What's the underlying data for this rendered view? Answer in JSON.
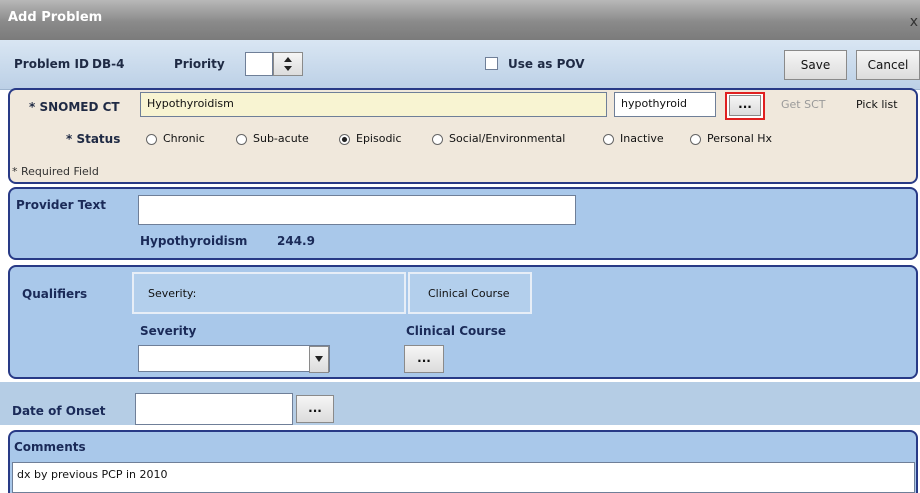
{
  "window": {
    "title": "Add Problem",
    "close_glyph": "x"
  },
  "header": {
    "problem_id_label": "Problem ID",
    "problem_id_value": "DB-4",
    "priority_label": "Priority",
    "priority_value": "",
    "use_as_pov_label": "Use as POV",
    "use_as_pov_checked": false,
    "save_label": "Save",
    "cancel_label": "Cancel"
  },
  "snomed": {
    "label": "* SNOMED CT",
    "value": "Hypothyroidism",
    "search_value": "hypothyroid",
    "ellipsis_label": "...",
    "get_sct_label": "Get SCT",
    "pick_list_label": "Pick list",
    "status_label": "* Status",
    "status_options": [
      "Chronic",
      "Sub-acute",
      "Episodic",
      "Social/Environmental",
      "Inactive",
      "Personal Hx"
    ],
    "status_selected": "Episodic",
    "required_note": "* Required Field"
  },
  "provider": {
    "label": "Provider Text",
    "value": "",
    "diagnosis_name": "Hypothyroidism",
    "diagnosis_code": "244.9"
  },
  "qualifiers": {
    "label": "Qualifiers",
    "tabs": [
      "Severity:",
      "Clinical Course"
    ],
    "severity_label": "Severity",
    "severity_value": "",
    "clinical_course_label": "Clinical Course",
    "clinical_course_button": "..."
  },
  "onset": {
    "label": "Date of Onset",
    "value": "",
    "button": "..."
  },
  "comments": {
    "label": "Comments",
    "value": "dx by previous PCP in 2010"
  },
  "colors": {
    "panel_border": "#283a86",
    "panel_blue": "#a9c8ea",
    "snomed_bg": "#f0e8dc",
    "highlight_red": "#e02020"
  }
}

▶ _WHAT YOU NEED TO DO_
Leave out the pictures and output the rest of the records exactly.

▶ _ANSWER BOX_
What's the underlying data for this rendered view? Answer in JSON.
{
  "window": {
    "title": "Add Problem",
    "close_glyph": "x"
  },
  "header": {
    "problem_id_label": "Problem ID",
    "problem_id_value": "DB-4",
    "priority_label": "Priority",
    "priority_value": "",
    "use_as_pov_label": "Use as POV",
    "use_as_pov_checked": false,
    "save_label": "Save",
    "cancel_label": "Cancel"
  },
  "snomed": {
    "label": "* SNOMED CT",
    "value": "Hypothyroidism",
    "search_value": "hypothyroid",
    "ellipsis_label": "...",
    "get_sct_label": "Get SCT",
    "pick_list_label": "Pick list",
    "status_label": "* Status",
    "status_options": [
      "Chronic",
      "Sub-acute",
      "Episodic",
      "Social/Environmental",
      "Inactive",
      "Personal Hx"
    ],
    "status_selected": "Episodic",
    "required_note": "* Required Field"
  },
  "provider": {
    "label": "Provider Text",
    "value": "",
    "diagnosis_name": "Hypothyroidism",
    "diagnosis_code": "244.9"
  },
  "qualifiers": {
    "label": "Qualifiers",
    "tabs": [
      "Severity:",
      "Clinical Course"
    ],
    "severity_label": "Severity",
    "severity_value": "",
    "clinical_course_label": "Clinical Course",
    "clinical_course_button": "..."
  },
  "onset": {
    "label": "Date of Onset",
    "value": "",
    "button": "..."
  },
  "comments": {
    "label": "Comments",
    "value": "dx by previous PCP in 2010"
  },
  "colors": {
    "panel_border": "#283a86",
    "panel_blue": "#a9c8ea",
    "snomed_bg": "#f0e8dc",
    "highlight_red": "#e02020"
  }
}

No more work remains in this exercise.